Yet another Mexican journalist has disappeared in Veracruz, the most dangerous state for reporters in a country where the press is under constant threat from corrupt officials and organized crime.
José Moisés Sánchez Cerezo was abducted by nine armed men from his home in the municipality of Medellín de Bravo on the evening of Friday, January 2. The assailants, who were dressed in civilian clothes, also took his computer, camera and cell phone.
Sánchez is the owner of the weekly local print and online newspaper Unión de Barrial, where he wrote mostly about crime and corruption in local government. He has not been seen since he was dragged from his home and investigators are now awaiting the results of a DNA test on a body that was found in the area this week.
State prosecutors have questioned Medellín de Bravo’s entire police force over the kidnapping. Of 38 officers brought in to give statements, 13 are being held in custody, while state police officers have assumed control of the town.
Mayor under suspicion
Veracruz Attorney General Luis Ángel Bravo Contreras told the local press this week that his office is investigating whether Sánchez’s disappearance was linked to his activism and his work to denounce acts of corruption by the local authorities.
Sánchez, who had been working as a taxi driver to fund his newspaper, had often criticized the mayor of Medellín de Bravo, Omar Cruz Reyes, in his reports.
Cruz denied any wrongdoing in a press conference on Monday but the Inter American Press Association, Sánchez’s family, and press freedom watchdog Article 19 all alleged that he had received a number of threats from the mayor prior to his disappearance.
“Moisés Sánchez Cerezo had denounced a series of criminal acts in the municipality of Medellin de Bravo and its surroundings, making him an inconvenient journalist for the mayor,” said Mexico’s National Human Rights Commission in a statement released on Sunday.
In the weeks before he was kidnapped, Sánchez had also posted photographs of protests against the Veracruz governor, as well as publishing several reports about a vigilante group that local citizens had formed to protect their neighborhoods from organized crime.
These reports of vigilantism were “particularly sensitive for local officials who sought to downplay shortcomings in local law enforcement,” another local reporter told the Committee to Protect Journalists (CPJ).
Why is Veracruz so dangerous?
More than 50 journalists have been killed or disappeared across Mexico since 2007 and the eastern state of Veracruz is widely considered the most dangerous place in the country to practice the profession.
Ten journalists have been murdered there and at least five others have gone missing since Governor Javier Duarte de Ochoa took office in 2010.
Drug cartels are thought to be responsible for much of the violence against the press and the fact that Veracruz is territory of Los Zetas, arguably Mexico’s most violent criminal gang, partly explains why the state has become such a hotspot.
However, corruption has been so rife in parts of Veracruz in recent years that local authorities have at times grown almost indistinguishable from organized crime.

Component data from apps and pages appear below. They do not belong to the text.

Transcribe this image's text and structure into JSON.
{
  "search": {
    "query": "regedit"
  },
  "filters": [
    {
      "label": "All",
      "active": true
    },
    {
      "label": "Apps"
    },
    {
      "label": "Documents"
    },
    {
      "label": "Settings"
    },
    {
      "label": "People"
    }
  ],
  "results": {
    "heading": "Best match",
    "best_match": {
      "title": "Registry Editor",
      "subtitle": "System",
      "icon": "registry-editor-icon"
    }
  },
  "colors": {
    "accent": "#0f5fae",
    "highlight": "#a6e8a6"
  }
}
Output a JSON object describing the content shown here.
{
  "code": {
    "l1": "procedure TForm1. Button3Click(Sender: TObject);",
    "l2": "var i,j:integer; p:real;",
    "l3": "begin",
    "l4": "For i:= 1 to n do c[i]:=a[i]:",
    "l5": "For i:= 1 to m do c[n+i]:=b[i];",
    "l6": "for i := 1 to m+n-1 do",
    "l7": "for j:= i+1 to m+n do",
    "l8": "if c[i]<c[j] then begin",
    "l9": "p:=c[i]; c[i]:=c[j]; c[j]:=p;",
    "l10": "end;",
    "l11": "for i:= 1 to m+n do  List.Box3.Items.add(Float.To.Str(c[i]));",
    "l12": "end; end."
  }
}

Public officials are often accused of attacking or intimidating reporters and in 2012 unconfirmed rumors even circulated that a hit list of Veracruz journalists had been issued not by the cartels, but by the state prosecutor’s office.
Governor Duarte, who represents the Institutional Revolutionary Party (PRI), has been strongly criticized over the killings and has often sought to downplay any links between the journalists’ deaths and their work.
On Saturday he further enraged the media by refusing to acknowledge Sánchez as a reporter and referring to him only as a “taxi driver and neighborhood activist”.
Although his office later backtracked over those comments, many saw it as further evidence that the state government is still not taking violence against the media seriously.
“Veracruz authorities have a history of denigrating the activities of local journalists and a miserable record of impunity in cases of crimes against journalists,” said Carlos Lauría, CPJ’s senior program coordinator for the Americas.